The problem is that the law is poorly written. Sections of it, one lawyer said, simply don't make sense. It will take an act of the Legislature to clean it up, but don't hold your breath. The Legislature is traditionally resistant to opening up government.
The final irony is that if you decide the fight is worth it and you play the game of legal chicken, the amount of money that the government agency spends on the appeal, should it hire outside counsel, is, apparently, none of your business.
— York Daily Record
FAKE NEWS IS A REAL PROBLEM FOR OUR POLITICAL DISCOURSE, Nov. 26
The subject of fake news has been part of the real news in recent days as social media companies, politicians and legitimate journalists grapple with how to deal with a serious problem.
With so many people relying on Facebook, Twitter and the like as their primary sources of news, it's easy to spread misinformation. Just come up with an explosive idea, get people to start sharing it with their friends, and watch it go viral. The more popular it becomes, the more the social network spotlights it so other users can see it.
In our highly polarized political environment, many people are looking for stories that back up their point of view. Many websites capitalize on this. Typically their goal isn't just to further a certain point of view, it's to generate clicks that bring in advertising dollars. Fake news doesn't have to be political, it just has to present content that people feel compelled to read. We've even seen a rash of fake news stories about Reading, and those had to do with celebrities rather than politics.
Traditional news organizations such as ours are justifiably worried, and it's not just out of self-interest. Trying to present the truth matters to us. We are well aware that the public is losing trust in the mainstream media, and the fake news phenomenon takes advantage of that. Professional journalists can and must do better. But remember that real news organizations take responsibility for their mistakes.
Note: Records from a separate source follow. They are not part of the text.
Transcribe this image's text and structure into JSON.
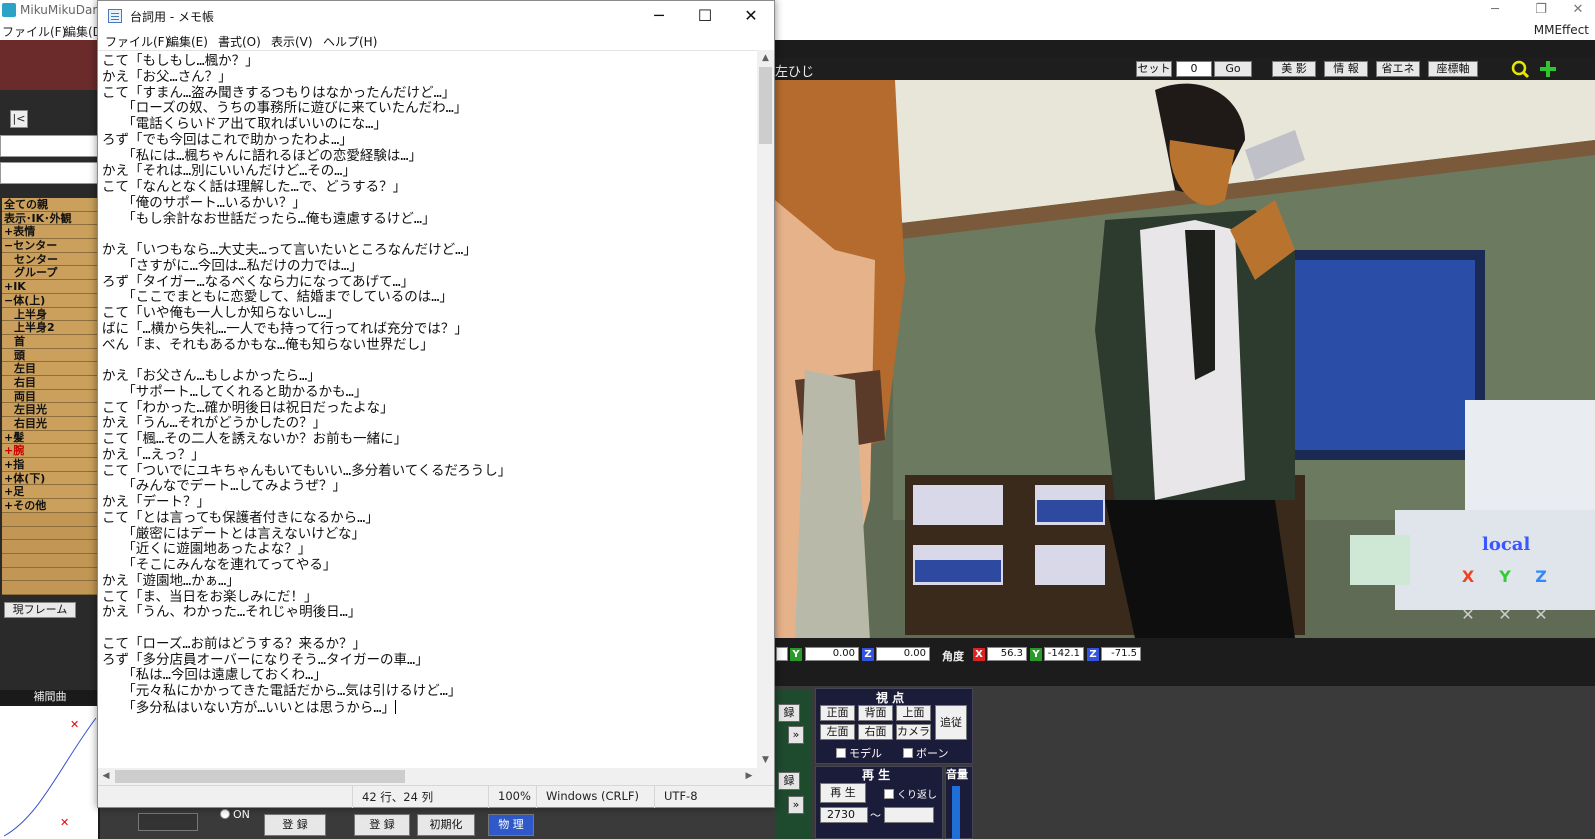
{
  "mmd": {
    "title": "MikuMikuDanc",
    "menu": [
      "ファイル(F)",
      "編集(D"
    ],
    "mmeffect_label": "MMEffect",
    "bone_list": [
      "全ての親",
      "表示･IK･外観",
      "+表情",
      "−センター",
      "センター",
      "グループ",
      "+IK",
      "−体(上)",
      "上半身",
      "上半身2",
      "首",
      "頭",
      "左目",
      "右目",
      "両目",
      "左目光",
      "右目光",
      "+髪",
      "+腕",
      "+指",
      "+体(下)",
      "+足",
      "+その他"
    ],
    "current_frame_button": "現フレーム",
    "interp_label": "補間曲",
    "viewport": {
      "bone_name": "左ひじ",
      "set_button": "セット",
      "frame_value": "0",
      "go_button": "Go",
      "beauty_button": "美 影",
      "info_button": "情 報",
      "eco_button": "省エネ",
      "axis_button": "座標軸",
      "local_label": "local",
      "axis_x": "X",
      "axis_y": "Y",
      "axis_z": "Z"
    },
    "coords": {
      "pos_y_label": "Y",
      "pos_y": "0.00",
      "pos_z_label": "Z",
      "pos_z": "0.00",
      "angle_label": "角度",
      "rot_x_label": "X",
      "rot_x": "56.3",
      "rot_y_label": "Y",
      "rot_y": "-142.1",
      "rot_z_label": "Z",
      "rot_z": "-71.5"
    },
    "view_panel": {
      "title": "視 点",
      "front": "正面",
      "back": "背面",
      "top": "上面",
      "follow": "追従",
      "left": "左面",
      "right": "右面",
      "camera": "カメラ",
      "model_check": "モデル",
      "bone_check": "ボーン"
    },
    "play_panel": {
      "title": "再 生",
      "play_button": "再 生",
      "repeat_check": "くり返し",
      "from_frame": "2730",
      "tilde": "〜"
    },
    "volume_label": "音量",
    "register_button": "録",
    "bottom": {
      "on_label": "ON",
      "register1": "登 録",
      "register2": "登 録",
      "init_button": "初期化",
      "physics_button": "物 理"
    }
  },
  "notepad": {
    "title": "台詞用 - メモ帳",
    "menu": [
      "ファイル(F)",
      "編集(E)",
      "書式(O)",
      "表示(V)",
      "ヘルプ(H)"
    ],
    "lines": [
      "こて「もしもし…楓か？」",
      "かえ「お父…さん？」",
      "こて「すまん…盗み聞きするつもりはなかったんだけど…」",
      "　　「ローズの奴、うちの事務所に遊びに来ていたんだわ…」",
      "　　「電話くらいドア出て取ればいいのにな…」",
      "ろず「でも今回はこれで助かったわよ…」",
      "　　「私には…楓ちゃんに語れるほどの恋愛経験は…」",
      "かえ「それは…別にいいんだけど…その…」",
      "こて「なんとなく話は理解した…で、どうする？」",
      "　　「俺のサポート…いるかい？」",
      "　　「もし余計なお世話だったら…俺も遠慮するけど…」",
      "",
      "かえ「いつもなら…大丈夫…って言いたいところなんだけど…」",
      "　　「さすがに…今回は…私だけの力では…」",
      "ろず「タイガー…なるべくなら力になってあげて…」",
      "　　「ここでまともに恋愛して、結婚までしているのは…」",
      "こて「いや俺も一人しか知らないし…」",
      "ばに「…横から失礼…一人でも持って行ってれば充分では？」",
      "べん「ま、それもあるかもな…俺も知らない世界だし」",
      "",
      "かえ「お父さん…もしよかったら…」",
      "　　「サポート…してくれると助かるかも…」",
      "こて「わかった…確か明後日は祝日だったよな」",
      "かえ「うん…それがどうかしたの？」",
      "こて「楓…その二人を誘えないか？お前も一緒に」",
      "かえ「…えっ？」",
      "こて「ついでにユキちゃんもいてもいい…多分着いてくるだろうし」",
      "　　「みんなでデート…してみようぜ？」",
      "かえ「デート？」",
      "こて「とは言っても保護者付きになるから…」",
      "　　「厳密にはデートとは言えないけどな」",
      "　　「近くに遊園地あったよな？」",
      "　　「そこにみんなを連れてってやる」",
      "かえ「遊園地…かぁ…」",
      "こて「ま、当日をお楽しみにだ！」",
      "かえ「うん、わかった…それじゃ明後日…」",
      "",
      "こて「ローズ…お前はどうする？来るか？」",
      "ろず「多分店員オーバーになりそう…タイガーの車…」",
      "　　「私は…今回は遠慮しておくわ…」",
      "　　「元々私にかかってきた電話だから…気は引けるけど…」",
      "　　「多分私はいない方が…いいとは思うから…」"
    ],
    "status": {
      "position": "42 行、24 列",
      "zoom": "100%",
      "line_ending": "Windows (CRLF)",
      "encoding": "UTF-8"
    }
  }
}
When was the last time anyone saw a correction on one of the unknown quantities that spread news around Facebook?
It's absurd for people to assume that news outlets want to squelch explosive stories. Media businesses depend on them. If Pope Francis is endorsing Donald Trump, as one notorious fake story claimed, it would hardly be in the best interest of CNN, Fox News and the like to hide it.
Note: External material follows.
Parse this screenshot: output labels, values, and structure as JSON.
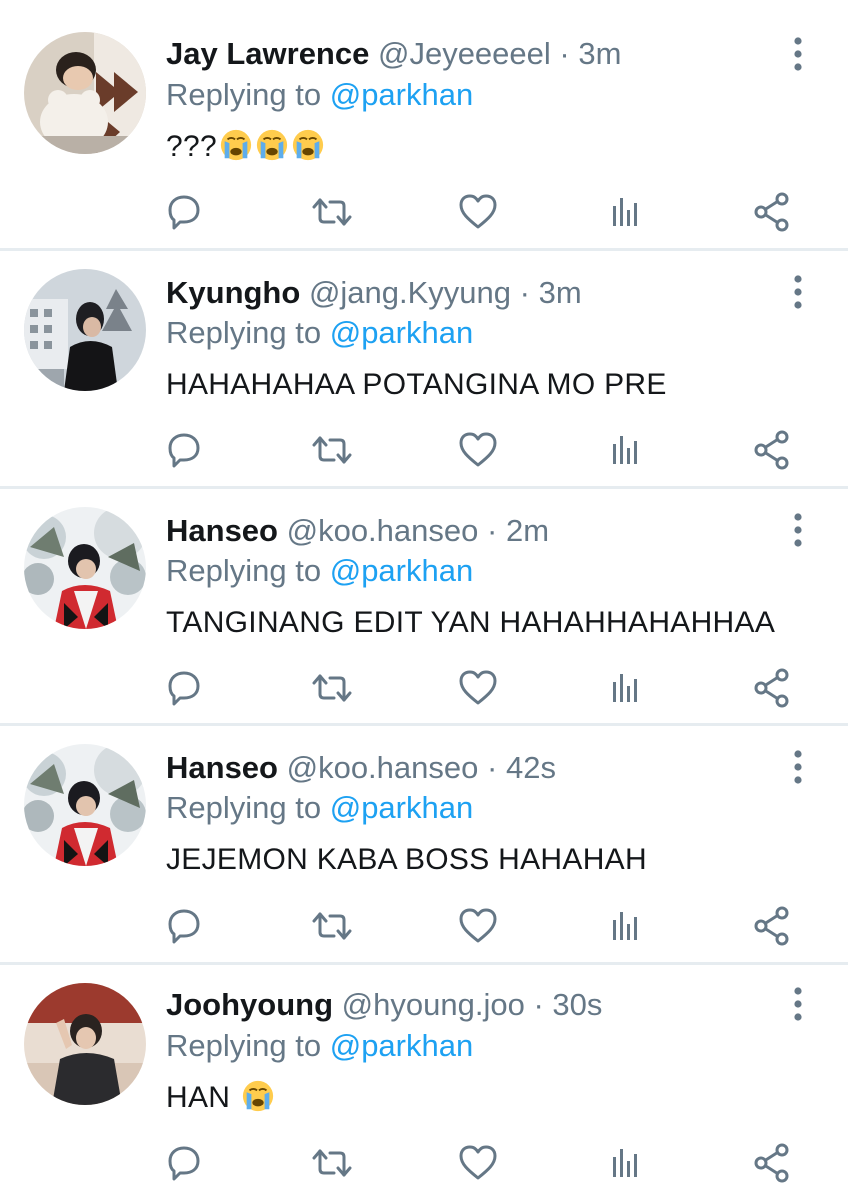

We also care deeply about our political discourse and making sure that the debate is being conducted based on facts rather than fabrications. President Barack Obama put it well: "If we are not serious about facts and what's true and what's not — and particularly in an age of social media where so many people are getting their information in soundbites and snippets off their phones — if we can't discriminate between serious arguments and propaganda, then we have problems."
Social media companies may make some efforts to address the problem, but news consumers are in the best position to stem this tide. When you see something outlandish online that doesn't seem to be showing up anywhere else, take a few extra steps before you decide to share it. This goes both for social media and those factually dubious, politically charged emails that can bounce around the internet for years.
If the website contains so many ads you can barely read the story, that's a bad sign. Look at the source. Is it a news organization you've heard of? Google a few key words from the story and see what shows up. Look around on some reputable news sites, even those with known political leanings. If none of them are picking up the story, that's a strong hint it's bogus.
We urge people to rely less on social media and more on the print products, websites and broadcasts of organizations with a proven commitment to doing their best to be factual and fair. None of us are perfect, of course, but our readers and viewers know who we are and where they can find us. That's a good first criterion for choosing a news source.
— Reading Eagle